  • A) Peroneal tendinitis
  • B) Fifth metatarsal stress fractures
  • C) Sinus tarsiitis
  • D) Ilio-Tibial Band syndrome
Answer: C

       20.   The general rule of days cast immobilized versus days needed for rehabilitation are:
  • A) 1:1
  • B) 1:2
  • C) 1:3
  • D) 1:4
Answer: B

Friday, December 23, 2016

Still need to send a Great Christmas Gift: An eBook from Dr Blake!!

With Christmas here is several days, and so many ski, basketball, ballet, and gym injuries, your family and friends will so appreciate Dr Blake's eBook delivered right to their inbox!!

Free eBook to My 126 Followers

Special Book Offer to my 126 Followers to Date!!

12 days ago I placed this great offer and 14 of my followers took me up on this! Please I am happy to send you guys my eBook for free!! Happy Holidays!!

For most of my readers, my health problems have been kept secret. Sort of like this book. But, I had a small stroke in August and could not do a 300 mile walk in Northern Spain I had dreamt about for years. So, it was a year of disappointment and poor health, but I am doing fine. And, I am forever grateful for what I have. I want to thank my 126 followers by offering a free eBook to them if they email me at with an email address to send the eBook. It is a good way for me to say thank you and not take them for granted. They have been very faithful. This offer is only good for them until 1/1/17, and I ask they contact the book retailers with a review that is in their heart. Good or Bad, whatever. This book is who I am. How many get to say that!! Love you all. And thank you. 

Wednesday, December 21, 2016

My Book on Amazon!!! Secrets to Keep Moving: A Guide from a Podiatrist

Since I have brought many many books from Amazon over the years, I am so pleased today that Amazon just released my book. If you do get it, book or ebook, please be kind to write a review so Amazon will like having me. Thank you so very much!!

Happy Holidays!!!

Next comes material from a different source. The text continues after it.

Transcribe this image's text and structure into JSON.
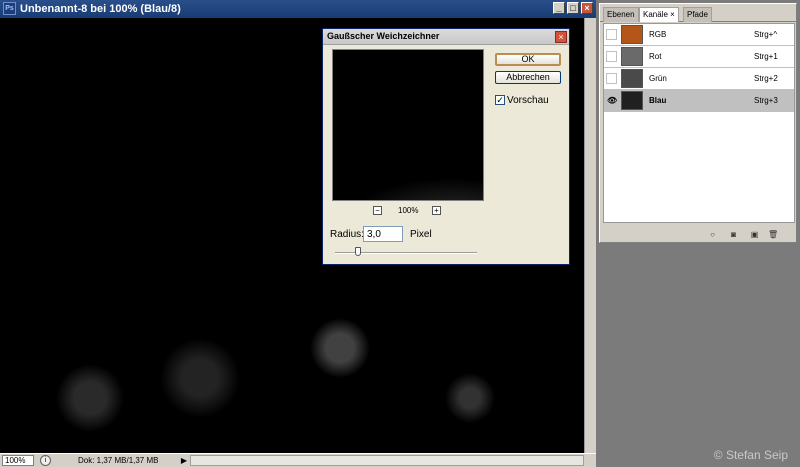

I wanted to take this time to cherish the moment we are in. What ever our plight, we hopefully can feel blessed in some way (even if you are not religious). We all have a spiritual side, some more hidden than others. We all need to stop for moments in our lives and reflect on the goodness we see or feel. The Holidays and the start of a new year are the perfect times to reflect in this way. Thank you all for being a relatively new, but extremely important, part of my life. I try to be a source of common sense in the medical world. I had a health scare this year, a wake up call if I choose to make a change. We all get these from time to time. They are all in some way gifts to us. Sometimes apparent, other times not so. So whatever your religious event this season, vow to stop and cherish your loved ones, those who help you in some way get from day to day, They may be the biggest and brightest and most meaningful gifts you receive. 

From the author of this one blog: Happy Holidays!!

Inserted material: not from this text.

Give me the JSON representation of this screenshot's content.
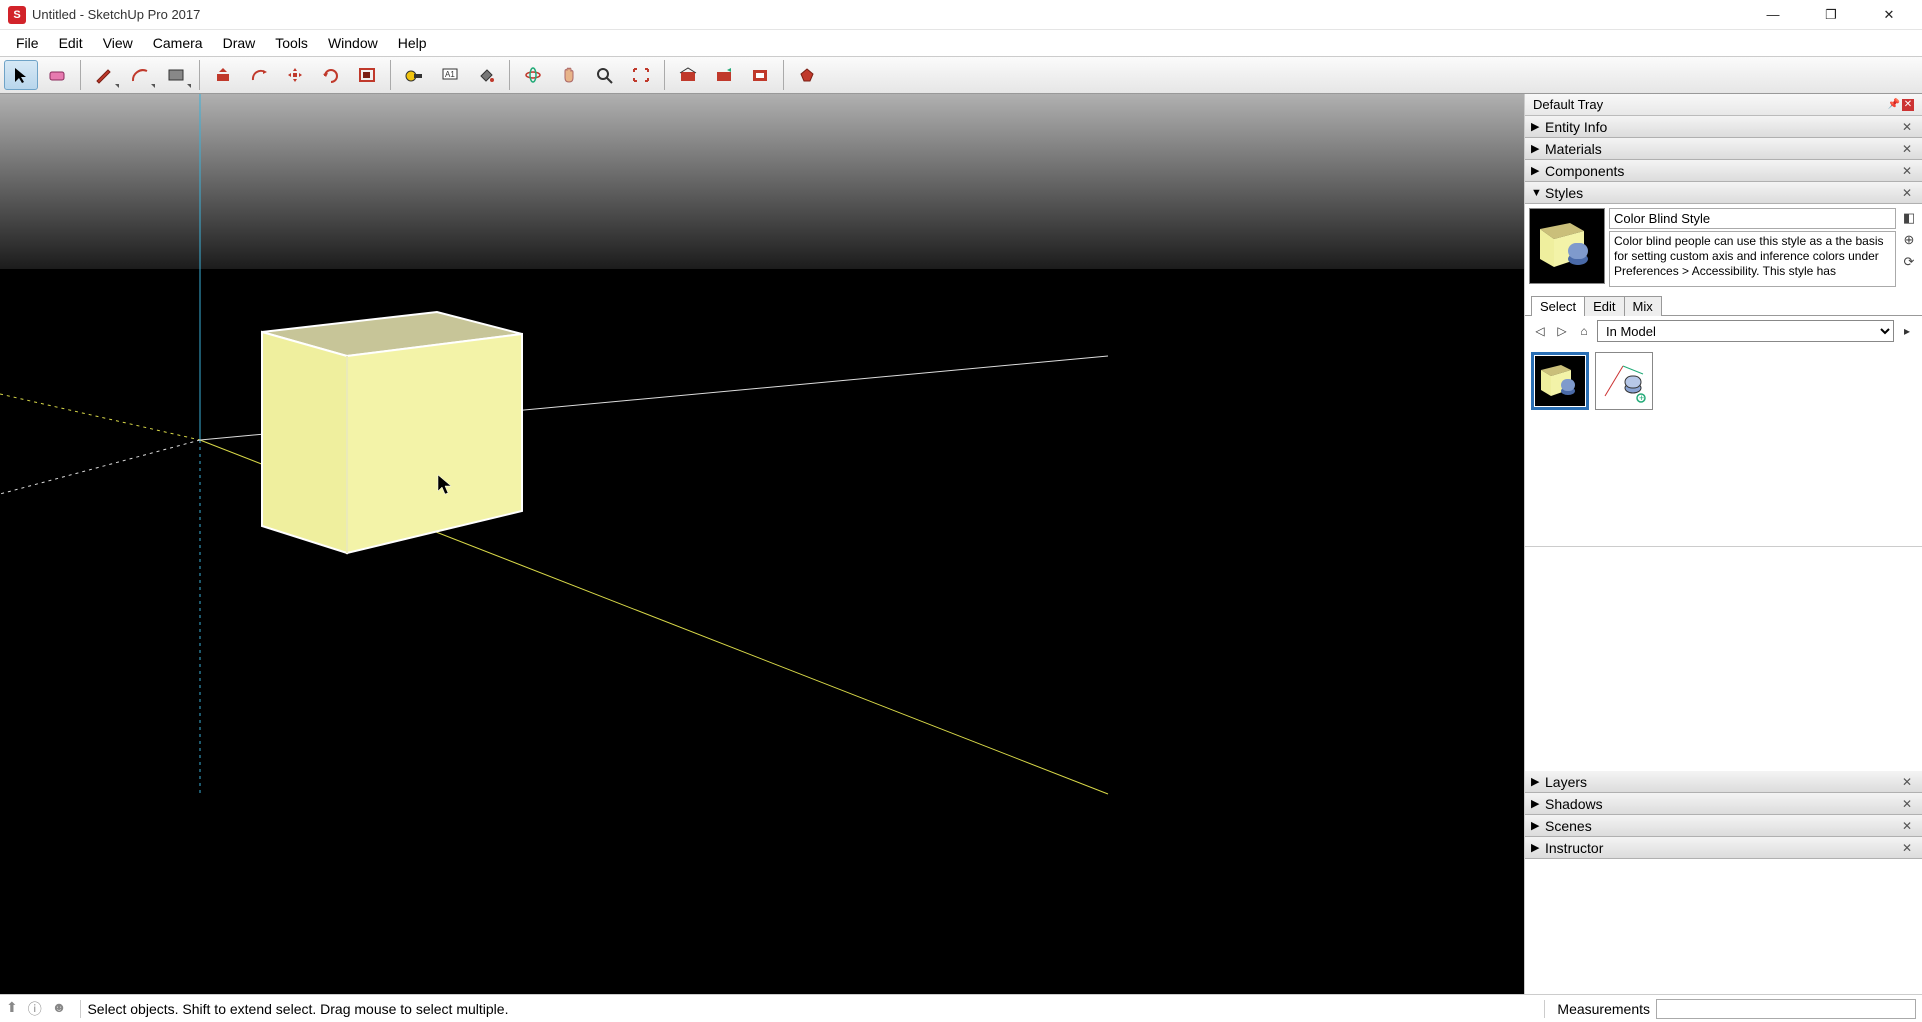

Monday, December 19, 2016

Subtalar Joint: An Illustration from Dr Kevin Kiby

I could spend my whole life studying this one fascinating foot joint. The bottom half of the ankle is the talus bone. Under the talus bone, is the calcaneus AKA heel pain. The joint between the talus and the calcaneus is the subtalar meaning below the talus. I can even get that one!!

Sunday, December 18, 2016

Foundation for Peripheral Neuropathy

This look like a good source of information on peripheral nerves coming off the spinal cord. I look forward to explore over the next few weeks. 
Golden Rule of Foot: Look at a Nerve Wrong and it will hurt for 9 months!

Saturday, December 17, 2016

Sesamoid Blood Supply: Anatomy Discussed

The main blood supply to the sesamoids comes proximally (or from the arch) and plantarly (or from the bottom). Most of the sesamoid fractures do occur centrally where there is deceit blood supply. Right from the start of the injury, the bone swelling, which can cut off that circulation must be managed by creating a pain free environment: off weighting, icing, contrast bathing, elevation, etc.